• Is it pre-diabetics and diabetics have no desire to self-manage or fearful of taking control of their disease?
In my years of being a registered nurse and diabetes educator, I could go on and on identifying the multitude of questions. They help me arrange my diabetes self-management education programs and discuss your answers to the above questions. Your answers assist my effort to understanding why we now have a diabetes epidemic.
Mary Gynn, RN, MSN/MS, MPH, CDE
Teaching For Health Series,
By Mary Gynn, RN, BSN, MSN/MS, MPH, Diabetes Educator
WHAT IS PREDIABETES?
Prediabetes is a condition that can lead to Type 2 diabetes and heart disease. When you have prediabe-tes, your blood glucose (sugar) levels are higher than normal, but not high enough to be diagnosed as diabetes. Diabetes can lead to many health problems and chronic complications, so it’s very important to prevent diabetes in the first place.
“Prediabetes is a red flag letting you know that you are at high risk for problems,” said Dr. Samuel Klein, of the Washington School of Medicine in St. Louis, Mo. “Approximately 86 million Americans, one in three, are estimated to have a blood glucose level that is higher than normal but not high enough for the diagnosis of diabetes.”
Without lifestyle changes to improve health, 15-30 percent of people with pre-diabetes will develop Type 2 diabetes within five years, per the CDC.

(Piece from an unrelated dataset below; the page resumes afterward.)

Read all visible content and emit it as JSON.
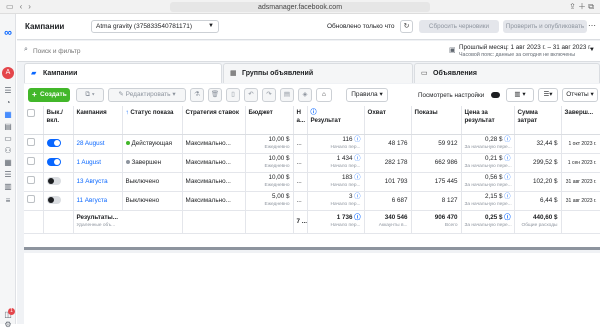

PRE-DIABETES RISK FACTORS:
- HbA1c between 5.7-6.4 percent, per Dr. Ralph
DeFronzo of the University of Texas Health Science Center in San Antonio
• Age 45 or older
• African American, Hispanic / Latino, American Indian, Asian American, or Pacific Islander
• Have a parent, brother, or sister with diabetes
• Physically inactive
• High blood pre sure (140/90 Hg or higher) or taking medication for high blood pressure
• Low HDL cholesterol (35mg/dL or lower) and/or high triglycerides (higher than 250mg/dL
• A woman who had diabetes during pregnancy
• Diagnosed with Polycystic Ovary Syndrome (PCOS
• Cut back on calories and saturated fat (read labels)
• Lose weight
• Increase your daily physical activity
• Get in touch with a Diabetes Educator who has
studied diabetes and can support your life-style changes and work with you on a personal level. They give the time that the doctor does not have. The knowledgeable people in the endocrine “community” can play an important role in keeping you from getting diabetes.
If you are overweight, losing 5-10 percent of your total weight is very helpful. So, if you weigh 200 lbs., the goal would be to lose 10-20 pounds. It can be done gradually, and you can avoid getting diagnosed with “full-blown” diabetes. The less there is of your body and body fat, the easier it is for your pancreas’s beta cells to produce insulin.
You don’t have to make big changes. Small steps can lead to big results, especially eating less and moving more. Walking at least 30 minutes a day, five days a week and eating less fat and calories can lead to big results. Start counting your calorie intake today.
Start each dinner with a salad of leafy greens. Salad provides nutrients and fills you up. Start with switching from regular soda to no-calorie water and eating fewer high-calories foods (read the labels). Start to make the gradual changes to keep diabetes away.
Please remember: “Prediabetes is a red flag. Education is key to diabetes prevention.”
Mary Gynn, RN, is a certified diabetes educator and facilitates diabetes